Through clouds of grayish-white marijuana smoke I would listen to this guy go on and on about how pretentious Werner Herzog was. He would take a deep hit from his bong, hold it in his lungs as long as possible, then release a long plume of smoke that would go halfway across the room. “Werner Herzog is an asshole,” he would say in a fake German accent.
But when I suggested that Herzog made some of the most interesting films of the past 30 years on very small budgets — and probably made little money off of them — he thought I was the one being pretentious.
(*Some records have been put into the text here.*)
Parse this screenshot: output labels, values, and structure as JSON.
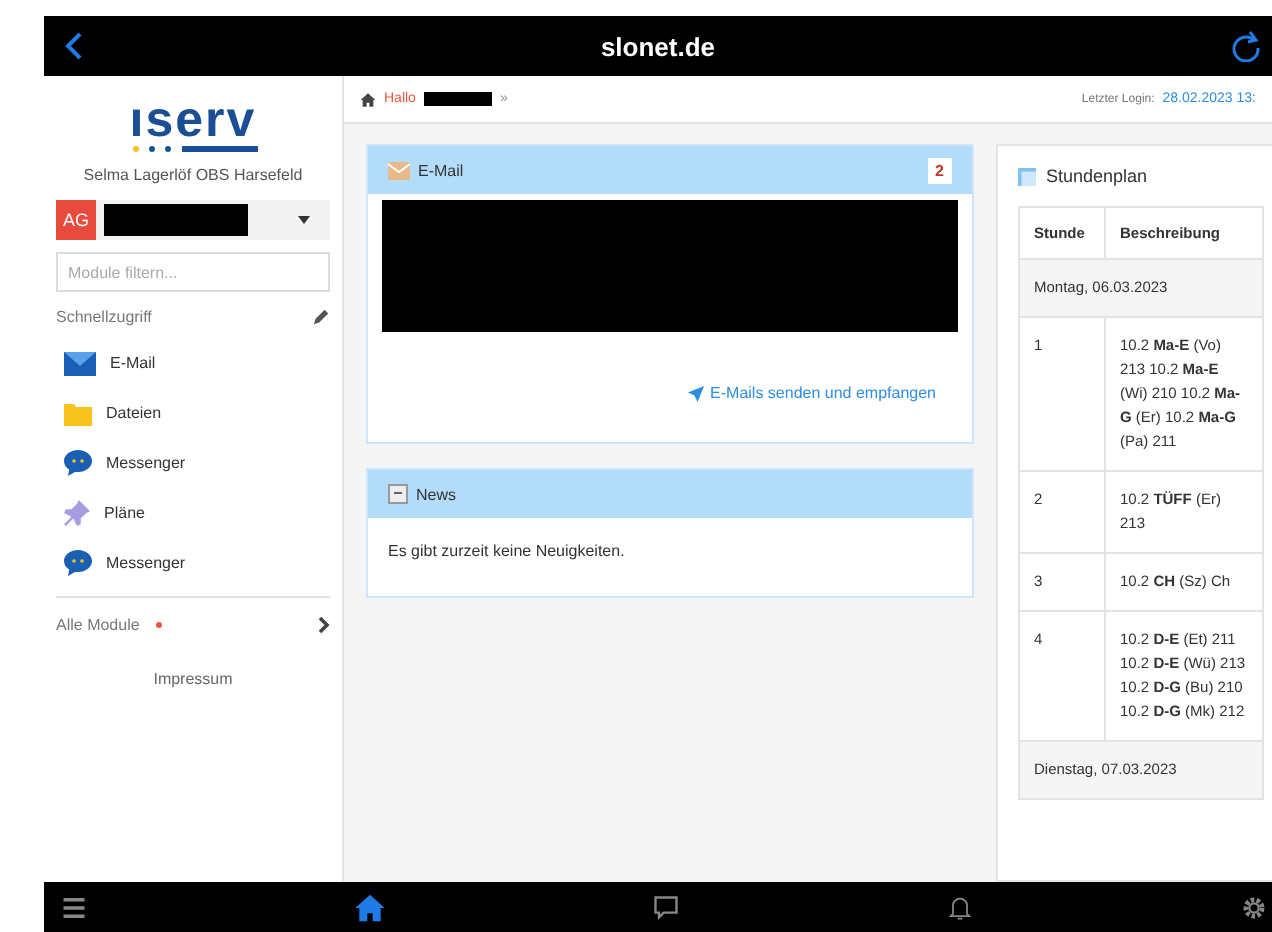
{
  "top_bar": {
    "title": "slonet.de"
  },
  "sidebar": {
    "logo": "ıserv",
    "school": "Selma Lagerlöf OBS Harsefeld",
    "user_initials": "AG",
    "filter_placeholder": "Module filtern...",
    "quick_access_label": "Schnellzugriff",
    "items": [
      {
        "label": "E-Mail",
        "kind": "mail"
      },
      {
        "label": "Dateien",
        "kind": "folder"
      },
      {
        "label": "Messenger",
        "kind": "chat"
      },
      {
        "label": "Pläne",
        "kind": "pin"
      },
      {
        "label": "Messenger",
        "kind": "chat"
      }
    ],
    "all_modules": {
      "label": "Alle Module",
      "color": "#e8563f"
    },
    "imprint": "Impressum"
  },
  "breadcrumb": {
    "greeting": "Hallo",
    "separator": "»",
    "last_login_label": "Letzter Login:",
    "last_login_value": "28.02.2023 13:"
  },
  "email_panel": {
    "title": "E-Mail",
    "count": "2",
    "link": "E-Mails senden und empfangen"
  },
  "news_panel": {
    "title": "News",
    "text": "Es gibt zurzeit keine Neuigkeiten."
  },
  "timetable": {
    "title": "Stundenplan",
    "columns": [
      "Stunde",
      "Beschreibung"
    ],
    "rows": [
      {
        "kind": "day",
        "text": "Montag, 06.03.2023"
      },
      {
        "kind": "lesson",
        "period": "1",
        "description": "10.2 **Ma-E** (Vo) 213 10.2 **Ma-E** (Wi) 210 10.2 **Ma-G** (Er) 10.2 **Ma-G** (Pa) 211"
      },
      {
        "kind": "lesson",
        "period": "2",
        "description": "10.2 **TÜFF** (Er) 213"
      },
      {
        "kind": "lesson",
        "period": "3",
        "description": "10.2 **CH** (Sz) Ch"
      },
      {
        "kind": "lesson",
        "period": "4",
        "description": "10.2 **D-E** (Et) 211 10.2 **D-E** (Wü) 213 10.2 **D-G** (Bu) 210 10.2 **D-G** (Mk) 212"
      },
      {
        "kind": "day",
        "text": "Dienstag, 07.03.2023"
      }
    ]
  },
  "bottom_bar": {
    "tabs": [
      {
        "kind": "menu",
        "selected": false
      },
      {
        "kind": "home",
        "selected": true
      },
      {
        "kind": "chat",
        "selected": false
      },
      {
        "kind": "bell",
        "selected": false
      },
      {
        "kind": "gear",
        "selected": false
      }
    ]
  }
}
But then, maybe because I don’t smoke weed, or because he felt I was judging him, this dude would ignore whatever I said (especially if there happened to be a female around) and then launch into some crude impression of Herzog as if it were the funniest thing in the world. I guess I was supposed to laugh, but since I wasn’t stoned, I didn’t think he was funny. But then usually nobody else did either. It was his apartment, he had the weed, so he could say whatever he wanted. Fair enough.
This guy lived in the Mission district and threw a lot of parties. But he was one of those hipsters who was more of a consumer than a maker of things. But that didn’t stop him from talking and talking and talking. He had no concept of the work it took to make an extraordinary film like Grizzly Man, which recounts the life of a naturalist who was eaten alive, along with his girlfriend, by an Alaskan grizzly bear. Or Wings of Hope, the true story of a woman whose plane was struck by lightning and exploded over the jungle in Peru. Somehow she survived the two-mile fall back to earth. More incredible yet was the fact that Herzog was bumped off that exact plane at the last minute because it was overbooked. He was on his way to shoot a film in Peru — Aguirre Wrath of God. The woman was the only survivor of the crash. It’s an amazing tale.
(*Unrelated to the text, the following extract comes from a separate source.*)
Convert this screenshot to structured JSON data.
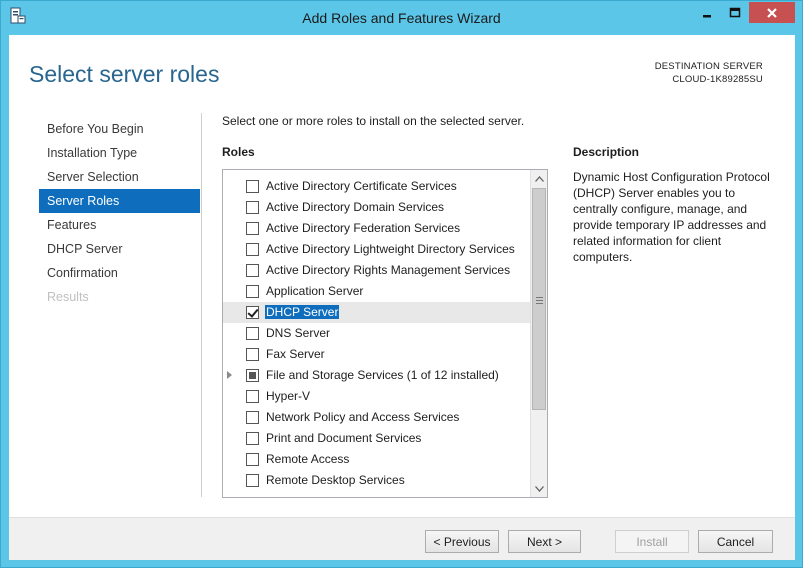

But who cares? This guy would always say films like that are all just solopsistic and vain — each one a self-portrait and thus of no value. All 50 or 60 of them. His argument was that self-portraits reveal nothing except to the person making the portrait … or something like that.
The truth is that I never understood what this guy had against Herzog, but it really got under my skin. Who knows, maybe he sensed it and deliberately made stupid jokes he knew would make me want to push him in front of a moving car.
Before I met him I think he had been an emotionally abusive boyfriend to several hipster women. The script was predictable: He had to be the one whose opinion mattered. Everyone listened while he spoke. His jokes were funnier than everyone else’s. He was always right, no matter what. He tirelessly pointed out how he was more of a man than other guys. He also tirelessly explained how he just knew everything about art, film, and drugs. He was essentially the best person in the world.
I didn’t smoke his dope, didn’t laugh at his jokes, and had no interest in his cool-dude schtick. No wonder he disliked me. After a while I didn’t even say anything about film around him because it would trigger his reflexive derision. But why pick on Werner Herzog of all people? I mean, why not Fassbinder or Truffaut or Goddard? Didn’t he have some equally stupid thing to say about them?
Yet watching him and observing his behavior at parties it crossed my mind that probably a lot of people can’t tell the difference between really good art, bad art, and great art. Hell, some people don’t even like art. In fact, I don’t really think this guy liked art or “got” art at all.
And that’s why I totally, wholeheartedly, and unreservedly love Werner Herzog. He tells important stories — not for the benefit of hipster dilettantes but for those who actually are paying attention, for those who do read books all the way through, and for those who study history. Herzog is unique because his films are about living life and the conflicts that happen when you do so. It’s easy to sit and watch as the world goes by, but it’s art when you become the world that is going by as others sit and watch.